Scan the entries below for the word "Steiermark" and copy every line in which it occurs.

============================================================

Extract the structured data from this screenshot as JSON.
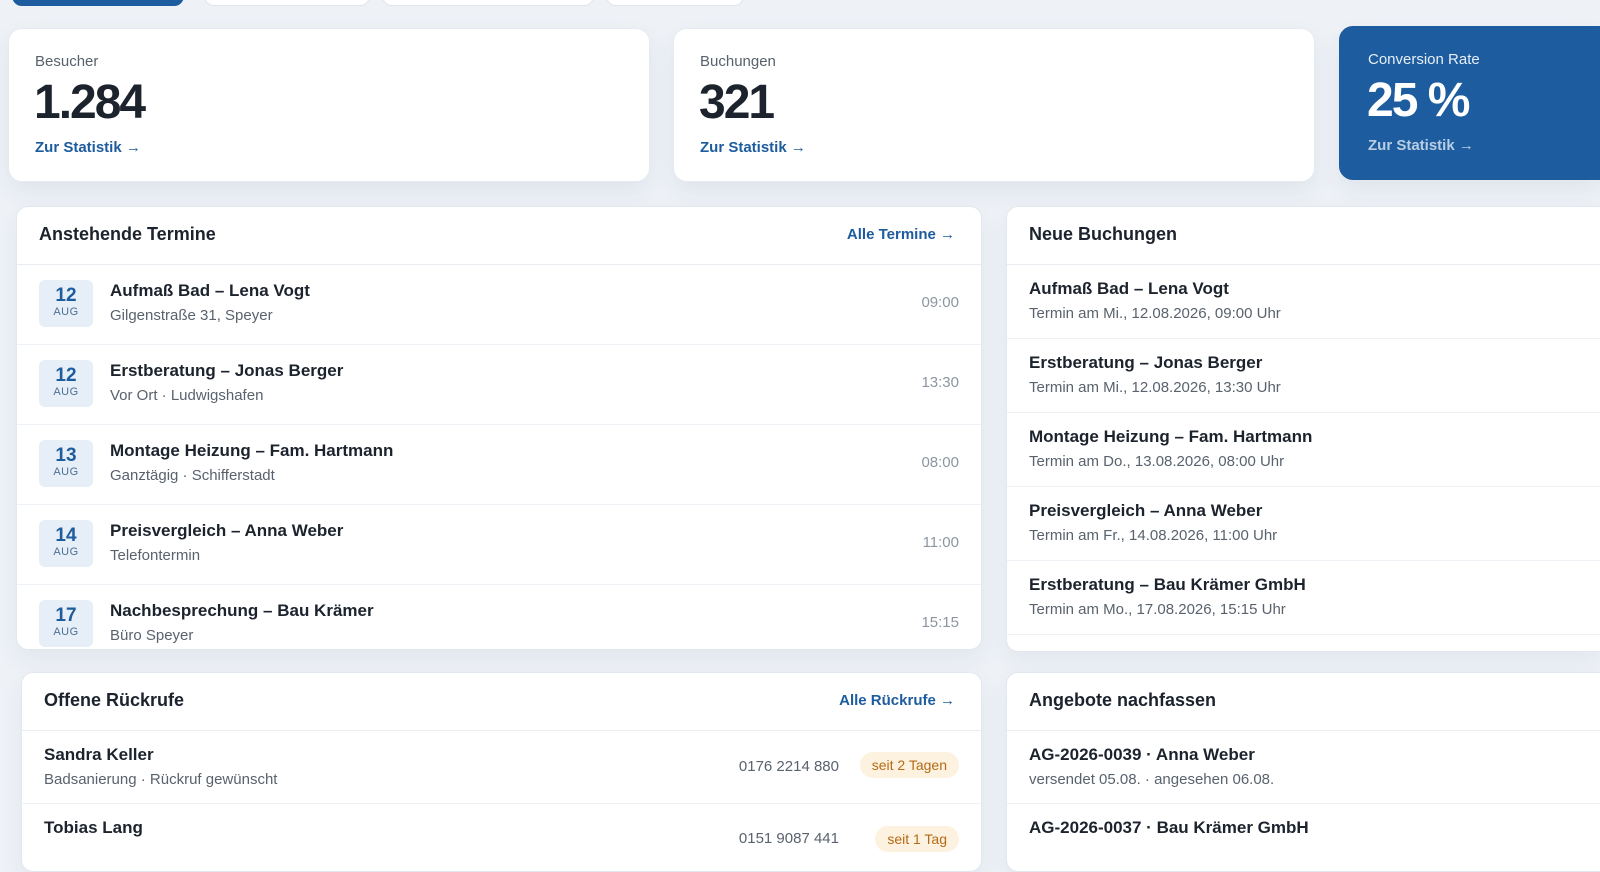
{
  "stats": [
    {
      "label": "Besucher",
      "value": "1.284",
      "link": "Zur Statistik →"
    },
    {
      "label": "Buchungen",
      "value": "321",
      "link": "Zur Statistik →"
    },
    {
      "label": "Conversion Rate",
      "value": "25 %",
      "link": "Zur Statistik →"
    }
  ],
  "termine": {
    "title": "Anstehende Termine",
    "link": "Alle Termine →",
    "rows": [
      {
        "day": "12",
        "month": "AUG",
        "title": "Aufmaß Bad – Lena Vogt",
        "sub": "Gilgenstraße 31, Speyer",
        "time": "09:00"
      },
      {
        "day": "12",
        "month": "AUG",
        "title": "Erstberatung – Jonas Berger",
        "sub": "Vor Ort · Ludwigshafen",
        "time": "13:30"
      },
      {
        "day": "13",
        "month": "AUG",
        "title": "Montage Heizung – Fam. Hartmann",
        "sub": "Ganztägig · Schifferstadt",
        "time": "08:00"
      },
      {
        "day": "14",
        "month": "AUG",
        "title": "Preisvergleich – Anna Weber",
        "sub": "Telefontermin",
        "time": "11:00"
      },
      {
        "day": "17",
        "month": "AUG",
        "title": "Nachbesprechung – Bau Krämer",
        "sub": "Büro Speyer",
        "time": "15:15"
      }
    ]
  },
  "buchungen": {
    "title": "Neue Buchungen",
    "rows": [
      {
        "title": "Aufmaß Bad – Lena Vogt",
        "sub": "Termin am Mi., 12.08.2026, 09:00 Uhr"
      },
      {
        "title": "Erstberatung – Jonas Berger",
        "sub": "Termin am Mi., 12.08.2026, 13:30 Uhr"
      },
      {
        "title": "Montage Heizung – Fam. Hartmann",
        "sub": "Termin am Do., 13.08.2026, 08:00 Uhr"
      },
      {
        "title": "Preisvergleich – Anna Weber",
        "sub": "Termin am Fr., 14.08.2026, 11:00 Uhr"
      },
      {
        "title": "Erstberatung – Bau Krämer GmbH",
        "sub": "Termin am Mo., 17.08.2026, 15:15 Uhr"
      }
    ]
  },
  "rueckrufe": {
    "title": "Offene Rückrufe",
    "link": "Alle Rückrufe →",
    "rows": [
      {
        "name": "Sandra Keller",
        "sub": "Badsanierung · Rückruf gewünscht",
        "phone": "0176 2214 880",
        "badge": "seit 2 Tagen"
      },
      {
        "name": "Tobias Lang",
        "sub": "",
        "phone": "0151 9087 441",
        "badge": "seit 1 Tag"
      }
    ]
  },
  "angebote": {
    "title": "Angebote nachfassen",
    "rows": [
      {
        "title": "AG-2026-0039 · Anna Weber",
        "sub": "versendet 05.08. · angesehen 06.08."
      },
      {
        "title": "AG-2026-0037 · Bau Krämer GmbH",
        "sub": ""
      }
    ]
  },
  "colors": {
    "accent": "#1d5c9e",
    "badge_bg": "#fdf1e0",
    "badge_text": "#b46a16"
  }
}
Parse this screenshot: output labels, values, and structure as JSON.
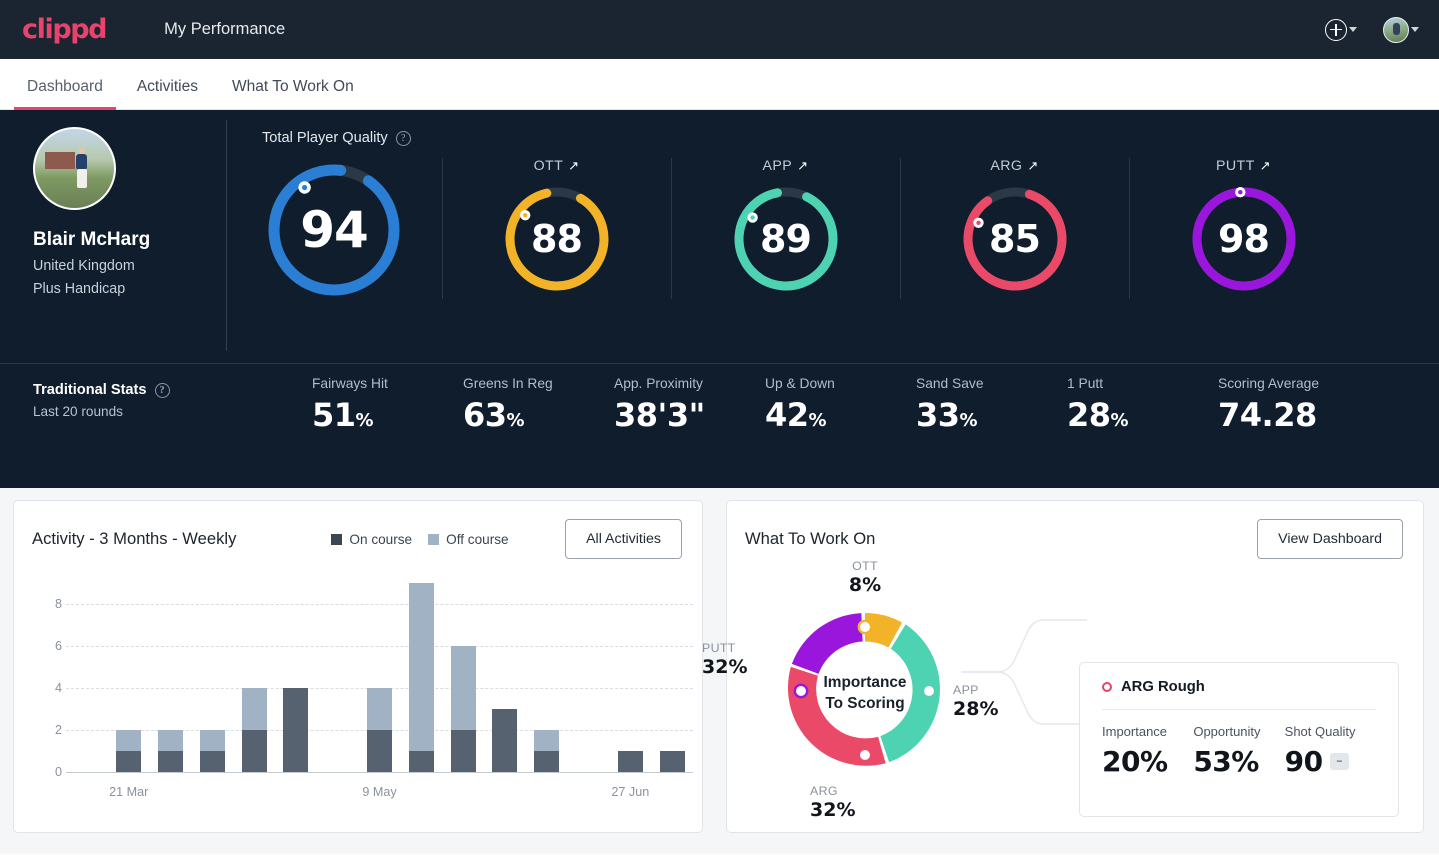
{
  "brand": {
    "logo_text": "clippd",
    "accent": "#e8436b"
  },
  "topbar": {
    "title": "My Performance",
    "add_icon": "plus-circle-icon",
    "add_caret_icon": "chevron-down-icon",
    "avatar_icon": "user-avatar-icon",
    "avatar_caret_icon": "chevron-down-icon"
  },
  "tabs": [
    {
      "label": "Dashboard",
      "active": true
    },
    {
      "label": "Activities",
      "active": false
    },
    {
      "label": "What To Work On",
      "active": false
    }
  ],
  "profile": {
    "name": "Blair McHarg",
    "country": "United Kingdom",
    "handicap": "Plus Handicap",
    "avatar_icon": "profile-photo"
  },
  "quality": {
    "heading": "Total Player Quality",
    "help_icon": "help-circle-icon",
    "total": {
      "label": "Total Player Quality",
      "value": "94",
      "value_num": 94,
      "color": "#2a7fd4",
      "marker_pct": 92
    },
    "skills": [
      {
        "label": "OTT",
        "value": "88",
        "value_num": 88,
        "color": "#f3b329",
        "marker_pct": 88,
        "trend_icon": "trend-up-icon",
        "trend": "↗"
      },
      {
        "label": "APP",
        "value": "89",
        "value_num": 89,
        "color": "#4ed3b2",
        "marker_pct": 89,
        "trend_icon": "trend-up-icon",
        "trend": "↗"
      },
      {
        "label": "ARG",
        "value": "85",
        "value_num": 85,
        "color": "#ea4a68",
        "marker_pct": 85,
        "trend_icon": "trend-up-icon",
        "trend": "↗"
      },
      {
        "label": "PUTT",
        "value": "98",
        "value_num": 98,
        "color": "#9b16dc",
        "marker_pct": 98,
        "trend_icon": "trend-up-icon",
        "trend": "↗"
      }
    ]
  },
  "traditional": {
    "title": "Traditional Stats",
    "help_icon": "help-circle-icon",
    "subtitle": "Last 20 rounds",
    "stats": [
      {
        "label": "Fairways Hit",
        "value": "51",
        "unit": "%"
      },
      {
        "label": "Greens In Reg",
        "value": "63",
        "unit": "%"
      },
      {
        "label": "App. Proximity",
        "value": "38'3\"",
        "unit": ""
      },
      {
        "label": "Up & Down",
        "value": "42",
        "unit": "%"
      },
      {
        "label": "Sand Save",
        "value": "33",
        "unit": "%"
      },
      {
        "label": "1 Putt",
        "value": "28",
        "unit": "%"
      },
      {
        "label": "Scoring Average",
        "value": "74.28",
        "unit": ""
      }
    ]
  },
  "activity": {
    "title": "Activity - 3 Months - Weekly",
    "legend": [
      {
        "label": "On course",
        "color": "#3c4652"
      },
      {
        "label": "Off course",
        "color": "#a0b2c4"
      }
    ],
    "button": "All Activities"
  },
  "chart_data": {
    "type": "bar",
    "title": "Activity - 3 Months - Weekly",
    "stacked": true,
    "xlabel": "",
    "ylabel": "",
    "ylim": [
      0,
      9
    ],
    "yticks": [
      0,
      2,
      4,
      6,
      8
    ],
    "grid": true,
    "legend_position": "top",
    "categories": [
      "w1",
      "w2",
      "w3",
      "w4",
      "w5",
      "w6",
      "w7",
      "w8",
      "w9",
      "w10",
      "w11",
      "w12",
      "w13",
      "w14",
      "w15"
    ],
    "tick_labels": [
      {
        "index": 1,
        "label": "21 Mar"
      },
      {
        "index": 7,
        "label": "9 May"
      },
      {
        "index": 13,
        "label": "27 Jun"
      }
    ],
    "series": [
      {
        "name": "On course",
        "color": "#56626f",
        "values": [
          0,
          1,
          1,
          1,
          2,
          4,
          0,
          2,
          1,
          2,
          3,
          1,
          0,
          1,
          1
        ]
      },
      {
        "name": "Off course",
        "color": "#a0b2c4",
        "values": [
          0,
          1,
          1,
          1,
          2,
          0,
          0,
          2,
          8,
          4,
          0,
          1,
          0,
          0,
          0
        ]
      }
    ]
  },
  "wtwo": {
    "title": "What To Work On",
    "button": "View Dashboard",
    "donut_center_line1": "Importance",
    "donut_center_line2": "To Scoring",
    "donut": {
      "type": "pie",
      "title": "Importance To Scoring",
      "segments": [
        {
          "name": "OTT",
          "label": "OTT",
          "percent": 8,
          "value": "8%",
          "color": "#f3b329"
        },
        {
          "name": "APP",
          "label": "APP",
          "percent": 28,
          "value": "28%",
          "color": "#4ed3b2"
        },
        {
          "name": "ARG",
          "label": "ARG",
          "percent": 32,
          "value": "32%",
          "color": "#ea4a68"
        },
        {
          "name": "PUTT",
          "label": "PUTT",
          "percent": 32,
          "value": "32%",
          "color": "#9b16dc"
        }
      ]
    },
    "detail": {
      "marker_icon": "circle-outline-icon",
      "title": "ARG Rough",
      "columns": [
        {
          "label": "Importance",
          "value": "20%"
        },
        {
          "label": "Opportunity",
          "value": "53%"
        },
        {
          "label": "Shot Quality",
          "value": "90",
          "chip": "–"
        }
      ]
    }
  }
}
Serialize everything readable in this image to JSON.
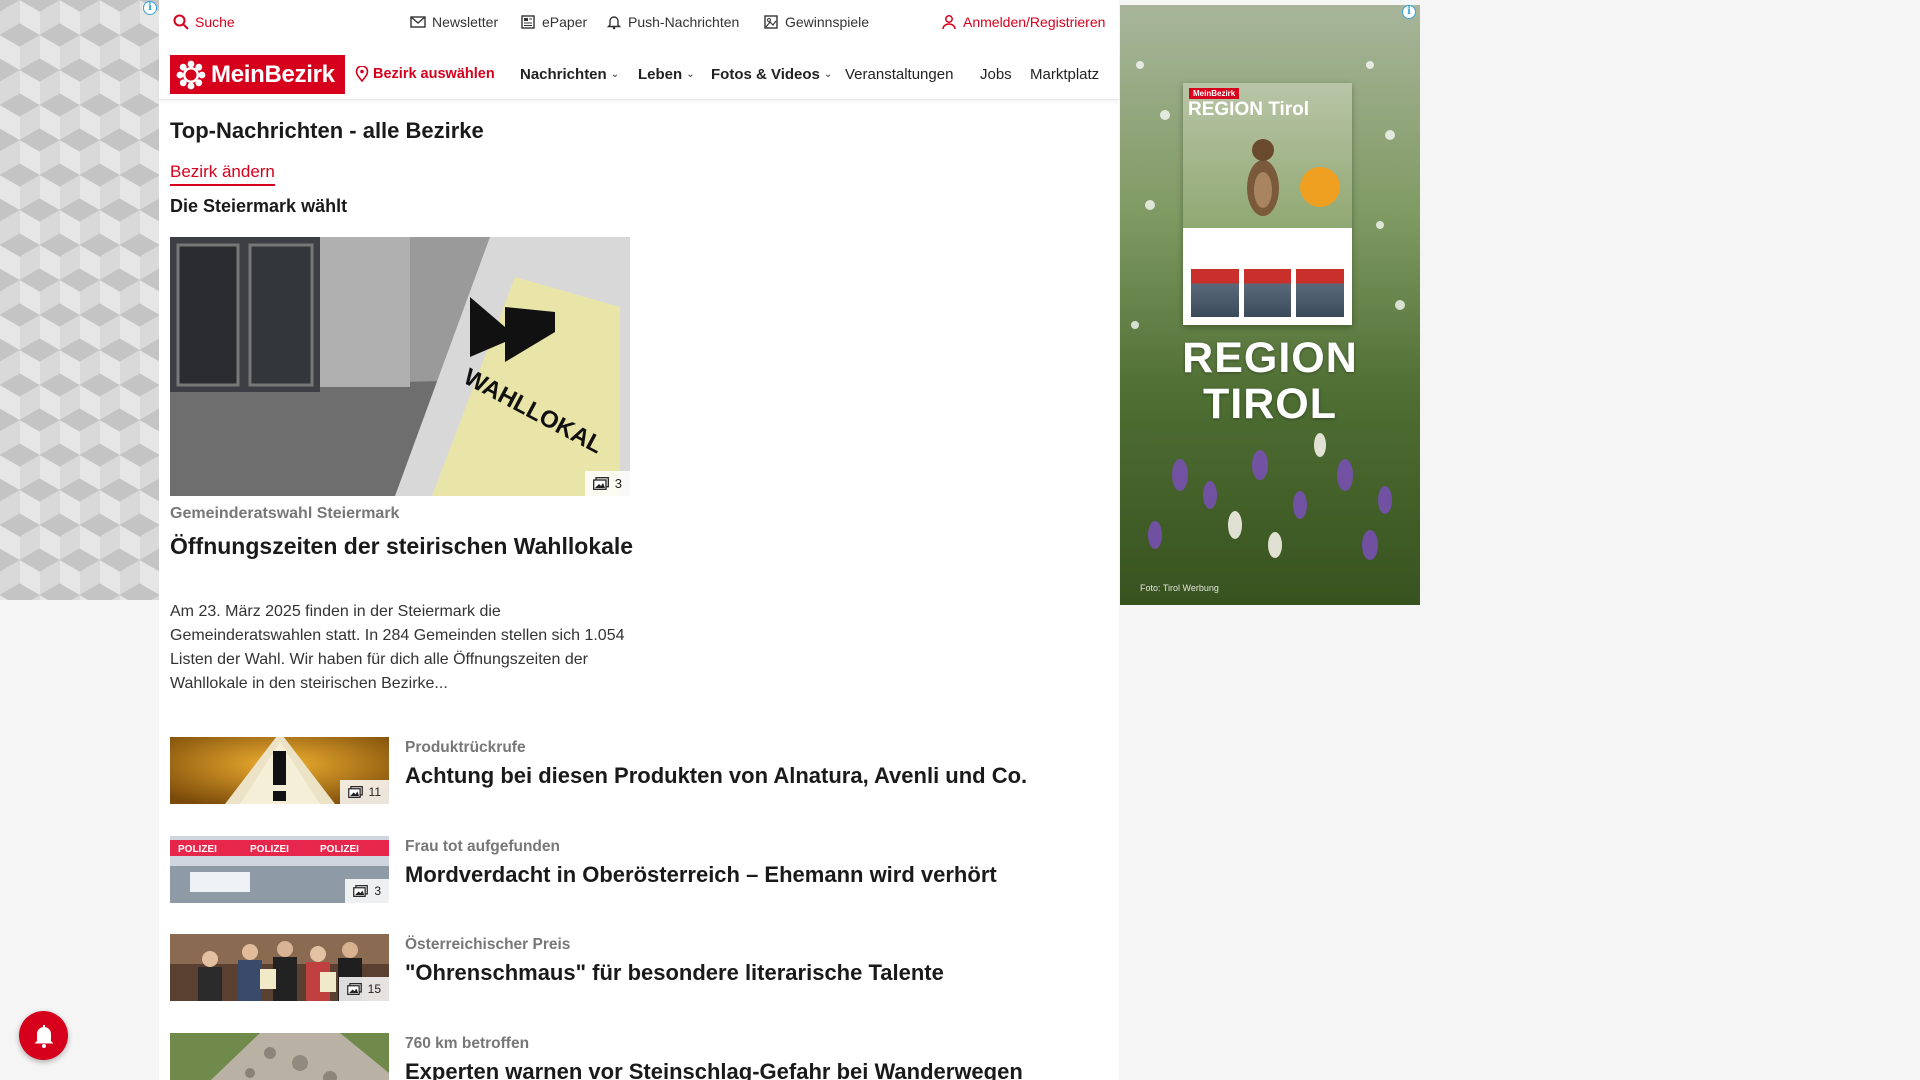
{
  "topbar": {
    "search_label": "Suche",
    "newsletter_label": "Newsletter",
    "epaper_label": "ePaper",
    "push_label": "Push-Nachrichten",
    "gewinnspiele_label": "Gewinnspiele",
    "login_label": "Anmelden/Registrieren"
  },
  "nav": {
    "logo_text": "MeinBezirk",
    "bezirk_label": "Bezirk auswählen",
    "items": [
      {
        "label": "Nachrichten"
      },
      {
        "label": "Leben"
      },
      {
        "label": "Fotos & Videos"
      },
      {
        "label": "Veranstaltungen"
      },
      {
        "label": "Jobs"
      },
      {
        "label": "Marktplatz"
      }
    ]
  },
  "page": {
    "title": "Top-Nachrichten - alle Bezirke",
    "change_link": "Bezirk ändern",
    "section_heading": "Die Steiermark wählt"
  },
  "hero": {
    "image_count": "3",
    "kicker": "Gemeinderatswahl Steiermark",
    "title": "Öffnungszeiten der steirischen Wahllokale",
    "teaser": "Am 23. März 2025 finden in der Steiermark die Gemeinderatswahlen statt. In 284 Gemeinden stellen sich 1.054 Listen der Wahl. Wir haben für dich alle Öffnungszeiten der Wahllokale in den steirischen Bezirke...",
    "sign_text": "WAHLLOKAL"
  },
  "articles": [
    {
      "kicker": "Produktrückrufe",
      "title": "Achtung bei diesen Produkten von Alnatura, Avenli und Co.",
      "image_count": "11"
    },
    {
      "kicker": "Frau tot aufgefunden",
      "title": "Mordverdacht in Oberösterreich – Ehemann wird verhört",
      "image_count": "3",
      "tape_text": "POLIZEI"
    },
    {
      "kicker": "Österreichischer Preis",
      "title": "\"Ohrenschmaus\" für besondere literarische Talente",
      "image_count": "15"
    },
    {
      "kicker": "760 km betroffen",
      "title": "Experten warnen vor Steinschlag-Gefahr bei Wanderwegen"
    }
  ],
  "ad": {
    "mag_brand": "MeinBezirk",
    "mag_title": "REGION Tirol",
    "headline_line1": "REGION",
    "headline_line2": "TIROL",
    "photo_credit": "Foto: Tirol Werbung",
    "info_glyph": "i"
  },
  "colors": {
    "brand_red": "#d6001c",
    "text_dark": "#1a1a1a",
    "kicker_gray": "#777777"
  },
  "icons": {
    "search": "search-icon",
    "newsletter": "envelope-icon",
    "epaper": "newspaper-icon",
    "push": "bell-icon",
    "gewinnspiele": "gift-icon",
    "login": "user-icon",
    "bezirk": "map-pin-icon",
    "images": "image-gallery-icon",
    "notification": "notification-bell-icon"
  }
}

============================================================

== Output below ==
    "section_heading": "Die Steiermark wählt"
    "kicker": "Gemeinderatswahl Steiermark",
    "teaser": "Am 23. März 2025 finden in der Steiermark die Gemeinderatswahlen statt. In 284 Gemeinden stellen sich 1.054 Listen der Wahl. Wir haben für dich alle Öffnungszeiten der Wahllokale in den steirischen Bezirke...",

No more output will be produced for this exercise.